Kamui Kobayashi, who previously drove for TOYOTA in Formula 1 and finished sixth in its final Grand Prix, becomes test and reserve driver. Kamui will combine his role with a Super Formula campaign in Japan, while Nicolas Lapierre steps back following three seasons in the race crew to assist KCMG. He will be available for testing and development duties throughout the season.
As well as changes in personnel and technology, TOYOTA Racing, along with the other manufacturers, has also had to adapt to revised regulations for 2015.
Teams are now limited to a maximum of five engines per car for the entire season, although none of the team’s cars exceeded this limit in any of the previous three seasons. Additional limits apply to tyre usage, with four sets of slicks allowed during practice and six for qualifying and the race, except in Bahrain and Shanghai where eight sets are permitted, with 11 sets permitted during the Le Mans race.
Flexibility limits have been introduced for bodywork items such as the splitter, the rear wing, diffuser and plank, while the car is now subject to added ballast when, as is the case with the #1 and #2 crews, the average driver weight is less than 80kg.
“The regulations have been essentially stable so there was no reason to review completely our concept, considering our performance throughout 2014.” said Pascal Vasselon, Technical Director. “So the updated car is an evolution almost everywhere, we have redesigned roughly 80% of the parts.

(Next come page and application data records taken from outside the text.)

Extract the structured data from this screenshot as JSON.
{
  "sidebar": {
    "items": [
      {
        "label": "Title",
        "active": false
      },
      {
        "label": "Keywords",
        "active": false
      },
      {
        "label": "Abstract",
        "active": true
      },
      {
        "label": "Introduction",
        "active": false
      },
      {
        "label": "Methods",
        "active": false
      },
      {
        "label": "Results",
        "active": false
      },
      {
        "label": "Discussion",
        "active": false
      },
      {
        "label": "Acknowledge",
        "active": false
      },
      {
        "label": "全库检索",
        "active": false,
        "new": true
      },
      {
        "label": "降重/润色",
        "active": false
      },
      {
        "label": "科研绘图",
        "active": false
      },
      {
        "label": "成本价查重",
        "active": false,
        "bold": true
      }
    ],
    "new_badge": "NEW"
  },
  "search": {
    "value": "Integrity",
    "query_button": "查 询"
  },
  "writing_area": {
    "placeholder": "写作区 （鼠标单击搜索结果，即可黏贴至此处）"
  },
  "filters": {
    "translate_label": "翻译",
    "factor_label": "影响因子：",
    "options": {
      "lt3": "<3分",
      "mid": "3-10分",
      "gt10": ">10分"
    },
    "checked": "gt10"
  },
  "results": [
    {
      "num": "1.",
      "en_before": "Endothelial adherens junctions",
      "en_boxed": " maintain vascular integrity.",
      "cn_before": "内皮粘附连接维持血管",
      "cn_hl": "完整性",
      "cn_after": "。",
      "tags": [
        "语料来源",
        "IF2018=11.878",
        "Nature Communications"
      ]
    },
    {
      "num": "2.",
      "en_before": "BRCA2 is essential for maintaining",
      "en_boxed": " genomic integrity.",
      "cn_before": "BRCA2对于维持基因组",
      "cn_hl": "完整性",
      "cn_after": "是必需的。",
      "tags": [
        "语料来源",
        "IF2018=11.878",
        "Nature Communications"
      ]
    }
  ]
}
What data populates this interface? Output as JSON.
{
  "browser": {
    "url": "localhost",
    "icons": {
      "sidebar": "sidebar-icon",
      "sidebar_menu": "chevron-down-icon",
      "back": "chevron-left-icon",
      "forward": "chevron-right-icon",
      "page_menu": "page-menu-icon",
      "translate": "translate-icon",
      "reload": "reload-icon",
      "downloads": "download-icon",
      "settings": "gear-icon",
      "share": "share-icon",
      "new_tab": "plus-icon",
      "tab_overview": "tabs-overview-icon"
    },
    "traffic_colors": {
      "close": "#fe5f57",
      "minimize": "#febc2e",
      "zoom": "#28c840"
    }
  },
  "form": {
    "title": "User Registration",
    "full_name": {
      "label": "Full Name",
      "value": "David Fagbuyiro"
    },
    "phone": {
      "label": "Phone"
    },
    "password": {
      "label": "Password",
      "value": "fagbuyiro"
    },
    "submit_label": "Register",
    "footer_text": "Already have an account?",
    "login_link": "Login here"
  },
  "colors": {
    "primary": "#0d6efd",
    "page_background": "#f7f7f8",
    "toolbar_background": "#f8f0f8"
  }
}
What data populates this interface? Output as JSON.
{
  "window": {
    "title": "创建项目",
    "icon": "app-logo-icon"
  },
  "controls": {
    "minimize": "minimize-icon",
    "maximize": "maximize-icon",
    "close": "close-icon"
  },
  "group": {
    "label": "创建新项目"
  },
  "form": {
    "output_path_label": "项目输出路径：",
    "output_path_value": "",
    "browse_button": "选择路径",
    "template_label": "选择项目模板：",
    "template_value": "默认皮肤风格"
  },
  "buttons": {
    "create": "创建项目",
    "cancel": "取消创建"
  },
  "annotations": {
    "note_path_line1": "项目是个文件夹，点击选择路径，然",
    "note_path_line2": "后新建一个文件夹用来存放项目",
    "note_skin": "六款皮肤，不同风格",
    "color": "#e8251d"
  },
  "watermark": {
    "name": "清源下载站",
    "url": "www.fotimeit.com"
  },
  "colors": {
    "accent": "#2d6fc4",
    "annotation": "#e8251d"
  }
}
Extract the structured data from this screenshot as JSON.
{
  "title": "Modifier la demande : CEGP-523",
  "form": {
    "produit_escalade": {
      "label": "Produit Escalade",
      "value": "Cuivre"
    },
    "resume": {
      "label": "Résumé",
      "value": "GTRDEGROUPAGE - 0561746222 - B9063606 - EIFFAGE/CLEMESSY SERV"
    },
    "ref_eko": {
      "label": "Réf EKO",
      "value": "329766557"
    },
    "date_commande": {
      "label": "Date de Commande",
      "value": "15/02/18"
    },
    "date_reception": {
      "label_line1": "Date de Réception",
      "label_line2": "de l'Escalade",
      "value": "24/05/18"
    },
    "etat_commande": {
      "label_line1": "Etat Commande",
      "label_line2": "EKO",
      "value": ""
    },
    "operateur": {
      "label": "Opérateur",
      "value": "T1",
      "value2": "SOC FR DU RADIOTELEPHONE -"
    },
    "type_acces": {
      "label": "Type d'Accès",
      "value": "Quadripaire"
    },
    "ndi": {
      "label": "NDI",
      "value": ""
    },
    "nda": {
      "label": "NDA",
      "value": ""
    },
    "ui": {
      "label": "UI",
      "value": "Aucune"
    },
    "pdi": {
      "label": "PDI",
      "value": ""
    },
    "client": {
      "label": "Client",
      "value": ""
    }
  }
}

“Again this season we will have high and low downforce packages, for the usual reason that Le Mans has very different requirements compared to most other tracks. The current regulations favour more subtle changes between these packages to keep the drag reasonably low, such as modifications to the rear wing, engine cover and front end. So far we are satisfied with our progress during the ‘one-car race’ that is testing. Now we have a few weeks remaining to get ready for the serious business of racing.”
Those new regulations will apply when the season kicks off at Silverstone on 12 April, followed by Spa-Francorchamps on 2 May.